The issue of power is certainly a theme for my kind. However, we agree with the author that neither his gutmensch (which I assume he means those who think human beings are fundamentally good), nor his power-hungry psychopaths belong to any serious anarchist theory. Fortunately for us anarchists, such caricatures of human beings aren’t as common throughout the history of anarchist philosophy as one might assume by talking to some doofus on Twitter. One of our own, Saul Newman, has been criticized by other anarchists for charging the “classical anarchists” with the same crimes that Roberts is charging us with in his piece. Newman wanted to pin the gutmensch on good old Peter Kropotkin. But it turns out that a careful reading of even the classical anarchists demonstrates that anarchists have had a much more nuanced view of human behavior and power. Social psychologist Dennis Fox provides a nice overview of some of said nuance.
So I think I have shown where I agree with Roberts, but let’s delve a little bit deeper into where we might not agree…

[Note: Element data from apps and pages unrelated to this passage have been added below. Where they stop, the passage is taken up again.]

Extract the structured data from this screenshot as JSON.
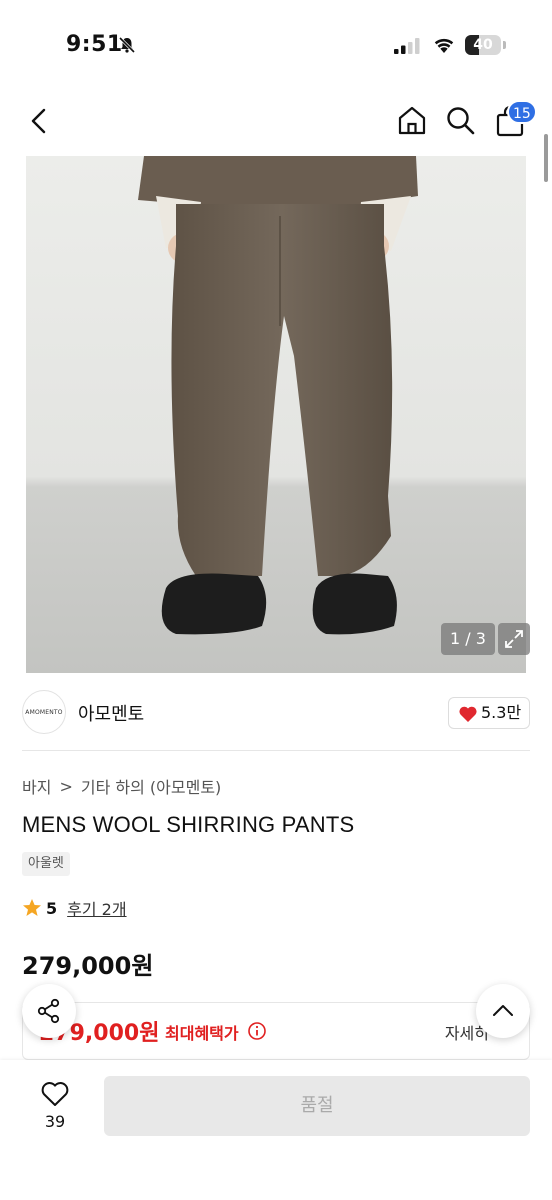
{
  "status_bar": {
    "time": "9:51",
    "battery": "40",
    "battery_level": 0.4,
    "icons": [
      "bell-slash-icon",
      "signal-icon",
      "wifi-icon",
      "battery-icon"
    ]
  },
  "header": {
    "icons": [
      "back-icon",
      "home-icon",
      "search-icon",
      "shopping-bag-icon"
    ],
    "cart_badge": "15"
  },
  "gallery": {
    "counter": "1 / 3",
    "expand_icon": "expand-icon"
  },
  "shop": {
    "logo_text": "AMOMENTO",
    "name": "아모멘토",
    "likes": "5.3만",
    "heart_color": "#e0282f"
  },
  "breadcrumb": {
    "category": "바지",
    "separator": ">",
    "subcategory": "기타 하의 (아모멘토)"
  },
  "product": {
    "title": "MENS WOOL SHIRRING PANTS",
    "tag": "아울렛",
    "rating": "5",
    "reviews": "후기 2개",
    "price": "279,000원",
    "star_color": "#f5a623"
  },
  "benefit": {
    "price": "279,000원",
    "label": "최대혜택가",
    "detail": "자세히",
    "accent": "#e02020"
  },
  "bottom_bar": {
    "wish_count": "39",
    "button_label": "품절"
  }
}
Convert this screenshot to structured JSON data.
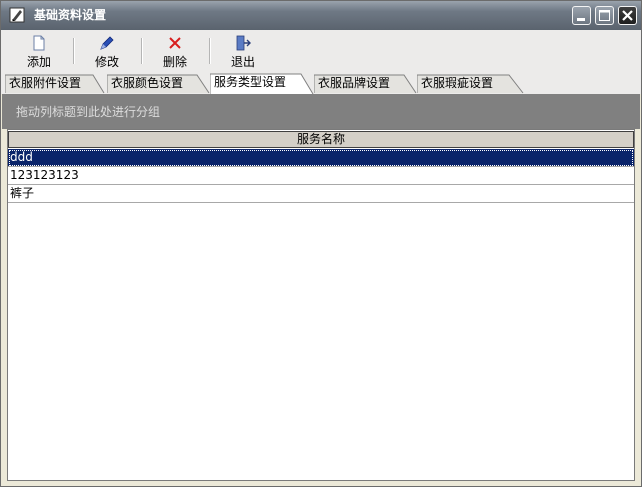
{
  "window": {
    "title": "基础资料设置"
  },
  "toolbar": {
    "add_label": "添加",
    "edit_label": "修改",
    "delete_label": "删除",
    "exit_label": "退出"
  },
  "tabs": [
    {
      "label": "衣服附件设置",
      "active": false
    },
    {
      "label": "衣服颜色设置",
      "active": false
    },
    {
      "label": "服务类型设置",
      "active": true
    },
    {
      "label": "衣服品牌设置",
      "active": false
    },
    {
      "label": "衣服瑕疵设置",
      "active": false
    }
  ],
  "group_panel": {
    "hint": "拖动列标题到此处进行分组"
  },
  "table": {
    "columns": [
      "服务名称"
    ],
    "rows": [
      {
        "name": "ddd",
        "selected": true
      },
      {
        "name": "123123123",
        "selected": false
      },
      {
        "name": "裤子",
        "selected": false
      }
    ]
  },
  "colors": {
    "selection": "#0a246a",
    "group_panel": "#808080",
    "header": "#d4d0c8"
  }
}
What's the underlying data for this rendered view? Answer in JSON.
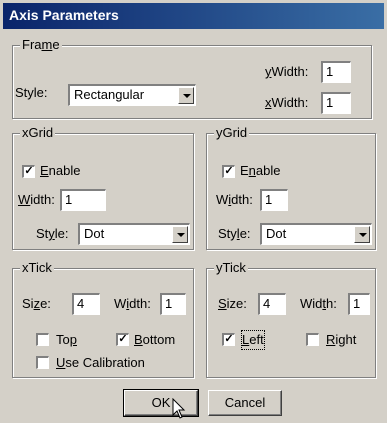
{
  "window": {
    "title": "Axis Parameters"
  },
  "frame": {
    "label_pre": "Fra",
    "label_u": "m",
    "label_post": "e",
    "style_label": "Style:",
    "style_value": "Rectangular",
    "ywidth_u": "y",
    "ywidth_post": "Width:",
    "ywidth_value": "1",
    "xwidth_u": "x",
    "xwidth_post": "Width:",
    "xwidth_value": "1"
  },
  "xgrid": {
    "label": "xGrid",
    "enable_u": "E",
    "enable_post": "nable",
    "enable_checked": true,
    "width_u": "W",
    "width_post": "idth:",
    "width_value": "1",
    "style_pre": "St",
    "style_u": "y",
    "style_post": "le:",
    "style_value": "Dot"
  },
  "ygrid": {
    "label": "yGrid",
    "enable_pre": "E",
    "enable_u": "n",
    "enable_post": "able",
    "enable_checked": true,
    "width_pre": "W",
    "width_u": "i",
    "width_post": "dth:",
    "width_value": "1",
    "style_pre": "Sty",
    "style_u": "l",
    "style_post": "e:",
    "style_value": "Dot"
  },
  "xtick": {
    "label": "xTick",
    "size_pre": "Si",
    "size_u": "z",
    "size_post": "e:",
    "size_value": "4",
    "width_pre": "W",
    "width_u": "i",
    "width_post": "dth:",
    "width_value": "1",
    "top_pre": "To",
    "top_u": "p",
    "top_checked": false,
    "bottom_u": "B",
    "bottom_post": "ottom",
    "bottom_checked": true,
    "cal_u": "U",
    "cal_post": "se Calibration",
    "cal_checked": false
  },
  "ytick": {
    "label": "yTick",
    "size_u": "S",
    "size_post": "ize:",
    "size_value": "4",
    "width_pre": "Wid",
    "width_u": "t",
    "width_post": "h:",
    "width_value": "1",
    "left_u": "L",
    "left_post": "eft",
    "left_checked": true,
    "right_u": "R",
    "right_post": "ight",
    "right_checked": false
  },
  "buttons": {
    "ok": "OK",
    "cancel": "Cancel"
  },
  "check_mark": "✓"
}
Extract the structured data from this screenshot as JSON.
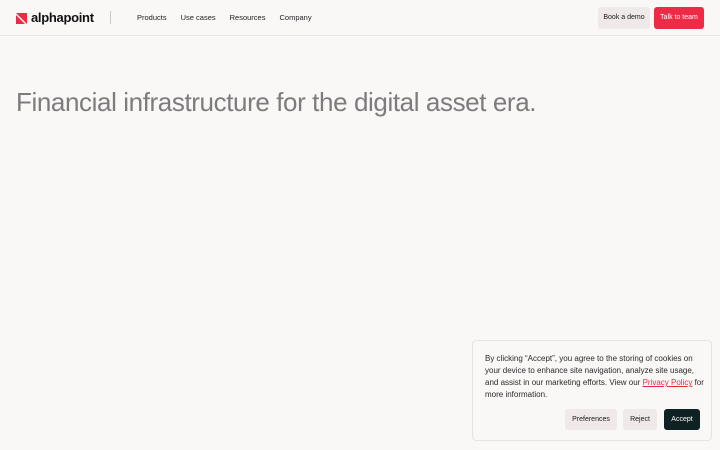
{
  "header": {
    "logo_text": "alphapoint",
    "brand_color": "#ee2b47",
    "nav": [
      "Products",
      "Use cases",
      "Resources",
      "Company"
    ],
    "book_demo_label": "Book a demo",
    "talk_label": "Talk to team"
  },
  "hero": {
    "headline": "Financial infrastructure for the digital asset era."
  },
  "cookie_banner": {
    "text_before_link": "By clicking “Accept”, you agree to the storing of cookies on your device to enhance site navigation, analyze site usage, and assist in our marketing efforts. View our ",
    "link_text": "Privacy Policy",
    "text_after_link": " for more information.",
    "preferences_label": "Preferences",
    "reject_label": "Reject",
    "accept_label": "Accept"
  }
}
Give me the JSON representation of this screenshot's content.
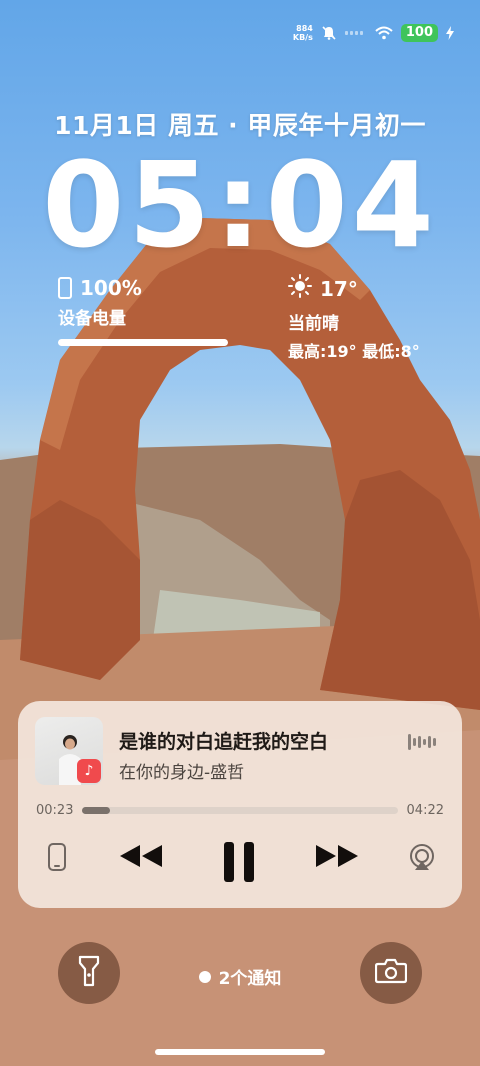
{
  "status_bar": {
    "net_speed_value": "884",
    "net_speed_unit": "KB/s",
    "battery_level": "100",
    "icons": [
      "mute-icon",
      "signal-icon",
      "wifi-icon",
      "battery-icon",
      "charging-icon"
    ]
  },
  "lockscreen": {
    "date": "11月1日 周五 · 甲辰年十月初一",
    "time": "05:04"
  },
  "battery_widget": {
    "percent": "100%",
    "label": "设备电量",
    "level": 1.0
  },
  "weather_widget": {
    "temperature": "17°",
    "condition": "当前晴",
    "range": "最高:19° 最低:8°",
    "icon": "sun-icon"
  },
  "music": {
    "title": "是谁的对白追赶我的空白",
    "artist": "在你的身边-盛哲",
    "current_time": "00:23",
    "total_time": "04:22",
    "progress": 0.088,
    "badge_glyph": "♪",
    "controls": [
      "device-icon",
      "previous-icon",
      "pause-icon",
      "next-icon",
      "airplay-icon"
    ],
    "badge_color": "#f04a4d"
  },
  "bottom": {
    "notification_text": "2个通知",
    "left_button": "flashlight-icon",
    "right_button": "camera-icon"
  }
}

I think that Roberts has identified some very real types of people in our society, but I don’t think he has been willing to address the source of their presence. What Roberts is describing more than the figure of the Anarchist is the figure of the adolescent rebel. A figure that is sometimes called an anarchist, perhaps suffering from some sort of infantile disorder, or even calls themselves an anarchist. But nevertheless, a figure that could be called many other things with much clearer diagnostic suggestion.
One of the tragedies of anarchist history is that the spectacular image of the anarchist has long been a bug light for the dullest of teenage rebels. Yes, it also attracts some brilliant ones, but the brand was long ago established. What shouldn’t be left out of saying this though is that such branding has historically been very consciously crafted by anarchists’ enemies. If one wanted a case study in recuperation, there could be no better place to look than the tactics that have been used to create official images of the Anarchist to obfuscate what anarchists were actually thinking and doing. Let’s not forget, the original Red Scare was mostly a response to the feared immigrant anarchists. And even back in those days, depicting anarchists as rabid bomb-throwing fools would attract young lunatics to its symbolism.
Anyway, what we shouldn’t do is let these facts turn us away from the historical contributions of anarchists and their theories. As Roberts himself readily admits, he likes plenty of anarchists anyway. The problem then seems to be more symbolic than anything else. Something tells me that Roberts, should he care to investigate them, wouldn’t be so dismissive of much that anarchists have achieved over the past couple-hundred years. And truly, the “anarchists” that he is criticizing here deserve it from all sides.
Now if you’ll excuse me, I am going to return to my bad TV.